Sundarī is both a social and literary phenomenon. The prime motivation behind its writing was avowedly reformist. It was the product of the late nineteenth-century Sikh fears and aspirations-fears that Sikhism might die out if corruption and decadence which had, overtaken Sikh church and society were not remedied; and aspirations that Sikhism should take the place of pride to which it was entitled by reason of the excellence of its doctrine and the virility of its tradition. This novel, according to its author, who was one of the principal protagonists of the reform movement, was a small attempt to rebuild "the crumbled Panthic edifice" by rousing the Sikhs to an awareness of the glory of their epic past through a graphic representation of their not too distant forebears' dedication, stamina, and spirit of self-sacrifice.

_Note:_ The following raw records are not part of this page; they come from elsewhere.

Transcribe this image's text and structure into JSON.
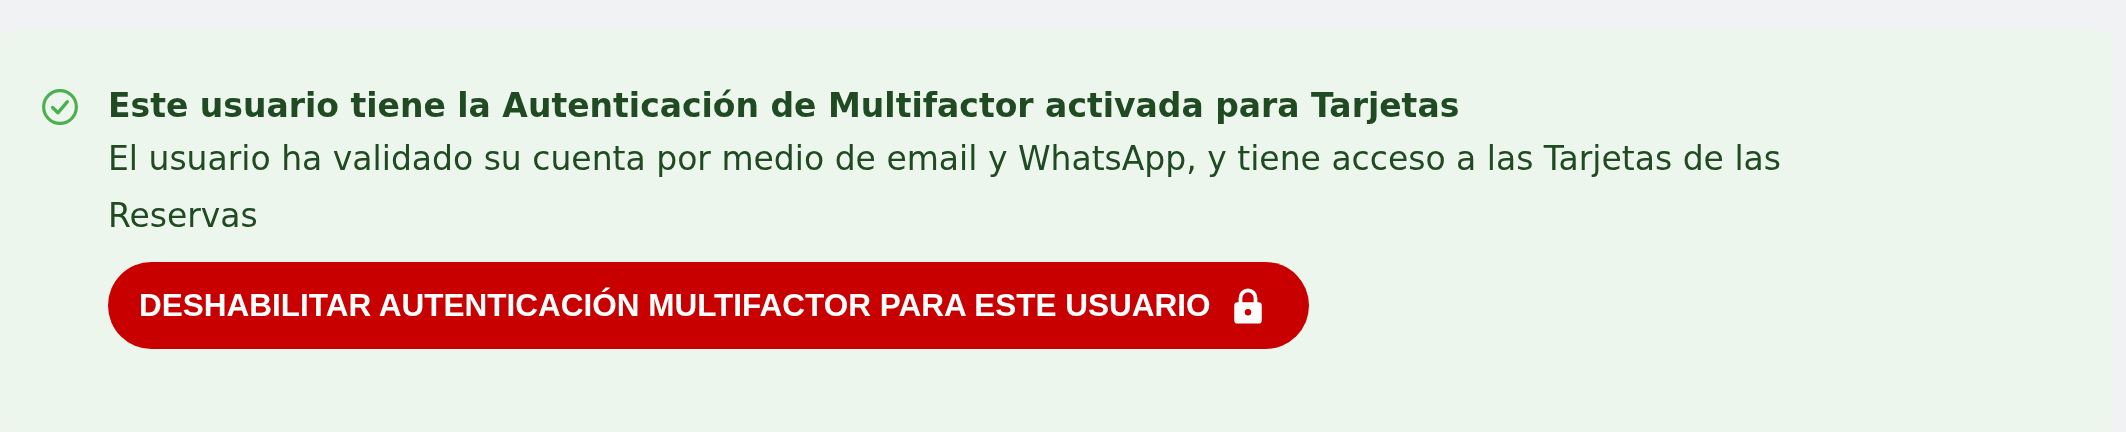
{
  "alert": {
    "kind": "success",
    "title": "Este usuario tiene la Autenticación de Multifactor activada para Tarjetas",
    "message": "El usuario ha validado su cuenta por medio de email y WhatsApp, y tiene acceso a las Tarjetas de las Reservas",
    "button": {
      "label": "DESHABILITAR AUTENTICACIÓN MULTIFACTOR PARA ESTE USUARIO"
    }
  }
}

The representation turned out to be a historical romance of unusual power and beauty, notwithstanding several literary flaws. Bhāī Vīr Siṅgh's knowledge of the history of the times, which Sundarī depicts, is sure and intense; his imagination, sensitive and profound. His conception of the social conditions obtaining in those hard times is vivid. The result is that in Sundarī as in his other two historical romances, Bijay Siṅgh and Satvant Kaur, a dead age comes alive and this notwithstanding the fact that his characters are mostly ideal types and their conduct, very often, too lofty or too degraded to carry conviction. Major historical figures such as Dīwān Kauṛā Mall, Sardār Shām Siṅgh, Sardār Jassā Siṅgh, Lakhpat Rāi and Mīr Mannū who figure in the tale tend it a keener sense of historical verisimilitude. Quite often history is presented through direct narration or through discussion among the characters. Such excursions into the history sometimes jar and appear to be irrelevant. But the story, on the whole, is deftly told in crisp and suggestive prose. The story makes liberal use of coincidence, but never illogical. On several occasions, the narration is interrupted by homilies and sermons. In spite of its technical short comings as a novel Sundarī has continued to sway the mass of Punjabi readers. No other Punjabi novel has been read more or influenced more lives.